Charitable Trusts

Charitable lead trusts (CLTs) and charitable remainder trusts (CRTs) are two ways donors can structure donations of equities. Both allow for a substantial tax deduction in the year the trust is funded and provide income for both charitable and non-charitable beneficiaries. The initial donation is used to generate an income stream during the life of the trust with the remainder distributed at the end of its term.

Charitable Lead Trusts

A grantor CLT provides a stream of income to a charity for a specified period. At the end of this term, the funds that remain are returned to the person who made the initial contribution (the grantor). The grantor gets a tax deduction in the year they set up the trust, which is calculated to estimate the amount the charity will receive during the life of the trust based on the initial contribution, the term of the trust, and expected rate of return based on IRS tables. If your donation ends up being less than estimated using this method, you still retain the full value of the deduction.

The catch when using a CLT is that the grantor must pay taxes on the trust’s income, including interest, dividends, and capital gains, even though they aren’t receiving any money from the trust during its term. However, capital losses incurred within the trust are also reportable by the grantor, allowing them to offset other gains. If you decide to establish a CLT, it’s important to budget for the associated annual tax obligation.

Charitable Remainder Trusts

Like a CLT, a CRT allows you to claim a charitable deduction when you set it up. With a CRT, however, the income stream goes to the grantor or other designated non-charitable beneficiary (often a spouse) for either their lifetime or a defined period (up to 20 years). When the trust expires, the remainder is passed to the charity. The grantor’s tax deduction is calculated using the same IRS tables as with a CLT to estimate the present value of the eventual charitable donation.

When you transfer stock to a CRT, the trustee is free to sell some or all of the stock. The trust is not subject to income tax on asset sales or on dividends or interest generated by its holdings. Instead, the grantor or other beneficiary who receives the income stream pays tax on these payments as they receive them. The deferred realized capital gain from the stock ends up being distributed to the beneficiaries over time, instead of in one fell swoop. As with a CLT, your tax deduction for a CRT donation is set at the time the trust is established and will not be adjusted based on actual performance.

When is the right time to donate my stock?

For charities, the best time to make a donation is on a regular schedule.

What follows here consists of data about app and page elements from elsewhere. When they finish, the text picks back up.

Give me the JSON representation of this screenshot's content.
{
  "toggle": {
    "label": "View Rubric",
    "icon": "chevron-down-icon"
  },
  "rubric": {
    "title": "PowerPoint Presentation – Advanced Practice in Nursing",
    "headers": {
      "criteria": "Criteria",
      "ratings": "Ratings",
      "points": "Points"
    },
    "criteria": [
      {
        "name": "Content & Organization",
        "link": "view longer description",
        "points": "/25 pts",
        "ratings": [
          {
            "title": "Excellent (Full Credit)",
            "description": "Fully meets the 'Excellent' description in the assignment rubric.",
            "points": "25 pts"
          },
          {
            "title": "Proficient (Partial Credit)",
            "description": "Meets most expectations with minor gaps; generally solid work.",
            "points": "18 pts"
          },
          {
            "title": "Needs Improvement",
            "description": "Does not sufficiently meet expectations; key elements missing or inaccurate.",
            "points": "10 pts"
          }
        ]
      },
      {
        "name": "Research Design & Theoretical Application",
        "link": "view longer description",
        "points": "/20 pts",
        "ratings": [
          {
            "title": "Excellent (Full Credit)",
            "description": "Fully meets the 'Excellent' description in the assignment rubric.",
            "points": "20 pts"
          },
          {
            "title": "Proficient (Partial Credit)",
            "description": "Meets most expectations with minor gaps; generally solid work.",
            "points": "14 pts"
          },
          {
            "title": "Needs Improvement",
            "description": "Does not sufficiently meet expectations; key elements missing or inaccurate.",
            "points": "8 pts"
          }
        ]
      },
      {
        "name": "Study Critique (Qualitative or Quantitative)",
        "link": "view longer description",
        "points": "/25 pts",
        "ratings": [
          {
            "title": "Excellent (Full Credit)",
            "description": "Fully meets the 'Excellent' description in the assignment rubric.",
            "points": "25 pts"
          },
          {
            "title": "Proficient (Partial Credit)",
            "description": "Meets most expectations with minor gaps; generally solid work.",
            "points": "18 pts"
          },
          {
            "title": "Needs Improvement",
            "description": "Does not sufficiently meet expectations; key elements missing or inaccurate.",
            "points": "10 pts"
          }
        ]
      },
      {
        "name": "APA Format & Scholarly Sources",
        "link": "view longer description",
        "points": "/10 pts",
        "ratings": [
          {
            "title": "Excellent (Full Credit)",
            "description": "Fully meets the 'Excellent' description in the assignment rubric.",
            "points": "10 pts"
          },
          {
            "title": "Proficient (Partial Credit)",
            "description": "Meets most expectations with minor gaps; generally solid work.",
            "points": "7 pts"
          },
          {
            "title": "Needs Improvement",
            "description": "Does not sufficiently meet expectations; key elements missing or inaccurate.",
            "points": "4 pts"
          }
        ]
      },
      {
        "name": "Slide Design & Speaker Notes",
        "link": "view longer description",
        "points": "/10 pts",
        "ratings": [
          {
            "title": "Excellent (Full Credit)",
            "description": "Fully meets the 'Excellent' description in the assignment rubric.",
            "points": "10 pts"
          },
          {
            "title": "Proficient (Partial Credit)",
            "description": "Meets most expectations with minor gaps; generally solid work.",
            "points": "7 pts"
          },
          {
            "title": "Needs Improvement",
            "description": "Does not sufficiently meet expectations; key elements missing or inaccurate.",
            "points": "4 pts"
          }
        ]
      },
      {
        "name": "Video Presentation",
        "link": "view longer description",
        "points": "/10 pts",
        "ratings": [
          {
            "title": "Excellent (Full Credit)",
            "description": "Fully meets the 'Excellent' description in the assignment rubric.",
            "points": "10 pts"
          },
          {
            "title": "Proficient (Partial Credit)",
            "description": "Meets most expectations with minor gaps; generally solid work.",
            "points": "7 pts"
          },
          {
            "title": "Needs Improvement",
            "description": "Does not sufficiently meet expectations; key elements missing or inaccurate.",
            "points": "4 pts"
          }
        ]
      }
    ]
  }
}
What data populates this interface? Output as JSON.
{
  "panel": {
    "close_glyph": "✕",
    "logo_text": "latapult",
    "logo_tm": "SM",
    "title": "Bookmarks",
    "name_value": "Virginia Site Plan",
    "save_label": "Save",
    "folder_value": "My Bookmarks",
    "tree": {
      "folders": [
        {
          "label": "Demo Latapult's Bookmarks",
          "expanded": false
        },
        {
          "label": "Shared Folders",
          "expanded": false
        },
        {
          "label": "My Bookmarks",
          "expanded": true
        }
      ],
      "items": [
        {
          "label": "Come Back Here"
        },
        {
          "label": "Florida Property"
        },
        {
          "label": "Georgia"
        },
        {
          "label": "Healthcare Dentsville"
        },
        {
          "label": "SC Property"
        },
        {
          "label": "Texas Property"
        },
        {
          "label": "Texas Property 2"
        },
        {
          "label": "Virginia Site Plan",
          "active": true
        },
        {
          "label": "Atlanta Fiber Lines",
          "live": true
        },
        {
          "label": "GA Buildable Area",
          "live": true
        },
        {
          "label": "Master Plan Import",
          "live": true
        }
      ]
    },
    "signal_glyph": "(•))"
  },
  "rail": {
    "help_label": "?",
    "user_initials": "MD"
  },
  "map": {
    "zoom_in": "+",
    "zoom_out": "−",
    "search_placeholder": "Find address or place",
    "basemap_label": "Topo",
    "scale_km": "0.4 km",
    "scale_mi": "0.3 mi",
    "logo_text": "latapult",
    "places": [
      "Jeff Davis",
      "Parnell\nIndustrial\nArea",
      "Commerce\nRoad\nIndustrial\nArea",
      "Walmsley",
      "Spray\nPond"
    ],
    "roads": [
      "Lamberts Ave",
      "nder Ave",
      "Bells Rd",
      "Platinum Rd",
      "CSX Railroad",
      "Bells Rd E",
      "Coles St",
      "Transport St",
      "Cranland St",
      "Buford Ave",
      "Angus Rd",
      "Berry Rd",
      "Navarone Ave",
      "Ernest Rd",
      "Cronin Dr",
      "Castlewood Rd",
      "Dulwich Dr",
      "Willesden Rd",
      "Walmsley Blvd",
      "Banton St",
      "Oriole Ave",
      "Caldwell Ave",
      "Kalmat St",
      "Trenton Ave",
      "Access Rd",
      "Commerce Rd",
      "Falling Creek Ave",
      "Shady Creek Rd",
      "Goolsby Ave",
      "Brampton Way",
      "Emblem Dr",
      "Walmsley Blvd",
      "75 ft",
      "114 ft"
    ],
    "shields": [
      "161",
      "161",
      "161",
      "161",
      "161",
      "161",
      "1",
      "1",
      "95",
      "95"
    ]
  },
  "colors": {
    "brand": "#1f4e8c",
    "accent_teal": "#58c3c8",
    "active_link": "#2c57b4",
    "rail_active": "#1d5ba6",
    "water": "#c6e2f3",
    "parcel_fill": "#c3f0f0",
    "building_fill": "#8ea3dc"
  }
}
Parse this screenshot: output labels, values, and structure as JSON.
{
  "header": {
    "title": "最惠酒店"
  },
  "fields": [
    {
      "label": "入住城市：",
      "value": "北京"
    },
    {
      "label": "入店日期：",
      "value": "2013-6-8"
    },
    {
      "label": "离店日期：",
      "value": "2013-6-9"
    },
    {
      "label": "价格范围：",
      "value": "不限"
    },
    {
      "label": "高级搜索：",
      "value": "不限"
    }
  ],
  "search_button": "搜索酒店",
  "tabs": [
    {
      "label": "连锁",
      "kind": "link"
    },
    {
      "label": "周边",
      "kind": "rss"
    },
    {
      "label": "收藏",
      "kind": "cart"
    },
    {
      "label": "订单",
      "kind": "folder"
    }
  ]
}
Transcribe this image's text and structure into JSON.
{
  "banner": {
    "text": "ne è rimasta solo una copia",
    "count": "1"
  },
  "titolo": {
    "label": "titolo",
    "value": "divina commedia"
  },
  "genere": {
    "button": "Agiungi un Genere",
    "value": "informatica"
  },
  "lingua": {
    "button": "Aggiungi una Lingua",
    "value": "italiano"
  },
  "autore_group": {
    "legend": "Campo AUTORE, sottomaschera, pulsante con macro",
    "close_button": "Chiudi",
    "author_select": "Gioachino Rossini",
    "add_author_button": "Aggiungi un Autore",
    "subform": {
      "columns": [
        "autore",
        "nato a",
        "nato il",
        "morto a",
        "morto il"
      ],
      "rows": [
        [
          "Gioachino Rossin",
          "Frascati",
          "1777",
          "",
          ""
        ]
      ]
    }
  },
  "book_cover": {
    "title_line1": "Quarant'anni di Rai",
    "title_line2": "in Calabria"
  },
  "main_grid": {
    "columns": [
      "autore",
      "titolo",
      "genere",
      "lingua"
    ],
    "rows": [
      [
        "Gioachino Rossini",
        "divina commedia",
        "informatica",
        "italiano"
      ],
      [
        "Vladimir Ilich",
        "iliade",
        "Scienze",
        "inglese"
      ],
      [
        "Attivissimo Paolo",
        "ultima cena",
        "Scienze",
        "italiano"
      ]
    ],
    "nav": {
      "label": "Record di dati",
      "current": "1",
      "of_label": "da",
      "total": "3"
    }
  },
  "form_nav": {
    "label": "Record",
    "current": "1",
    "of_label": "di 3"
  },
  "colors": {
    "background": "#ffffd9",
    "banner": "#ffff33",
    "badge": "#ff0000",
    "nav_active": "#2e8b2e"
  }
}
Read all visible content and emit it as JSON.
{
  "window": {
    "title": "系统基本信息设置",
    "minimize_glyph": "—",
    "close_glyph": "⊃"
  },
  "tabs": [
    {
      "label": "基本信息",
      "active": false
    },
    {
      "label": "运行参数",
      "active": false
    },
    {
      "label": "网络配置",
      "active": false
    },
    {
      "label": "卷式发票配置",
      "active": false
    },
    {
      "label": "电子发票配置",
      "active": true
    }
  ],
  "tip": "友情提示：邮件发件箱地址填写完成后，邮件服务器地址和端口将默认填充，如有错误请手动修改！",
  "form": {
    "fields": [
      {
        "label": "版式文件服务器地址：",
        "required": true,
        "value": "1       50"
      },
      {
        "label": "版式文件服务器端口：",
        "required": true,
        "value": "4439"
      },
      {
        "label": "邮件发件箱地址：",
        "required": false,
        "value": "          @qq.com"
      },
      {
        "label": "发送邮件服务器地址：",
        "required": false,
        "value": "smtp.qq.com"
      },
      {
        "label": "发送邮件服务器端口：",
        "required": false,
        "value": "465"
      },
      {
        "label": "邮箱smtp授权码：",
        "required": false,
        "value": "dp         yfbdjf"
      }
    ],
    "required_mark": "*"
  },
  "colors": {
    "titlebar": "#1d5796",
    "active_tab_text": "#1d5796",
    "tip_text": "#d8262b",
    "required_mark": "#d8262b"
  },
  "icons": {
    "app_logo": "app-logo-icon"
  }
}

By setting a goal for your charitable donations, such as a set amount per year or a percentage of your income, you can help ensure your beloved causes have the support they need on an ongoing basis, regardless of market fluctuations. For investors, it is often beneficial to make a large donation at year’s end when you’re facing an unusual spike in income. This allows you to take the deduction in the current year to reduce your tax obligation. By contributing to a donor-advised fund or charitable trust, you can make this donation go farther—for you and for the charities you care about.

What else should I know about donating stock to charity?

Charitable trusts are complex financial instruments that require expertise to structure correctly. The trusts are required to file annual tax returns, like any other taxpayer. The tax code is full of pitfalls, and donating stock without professional guidance could create unpleasant surprises at tax time. If you are interested in donating equity compensation to charity, it’s critical to work with investment and tax professionals who have experience with charitable trusts and can help you identify the most advantageous way to make your gift.

The investment and financial planning experts at WRP specialize in helping pre-IPO executives and employees make the most of the opportunities that equity compensation can offer. For more IPO planning tips, subscribe to our blog or visit our free resource library.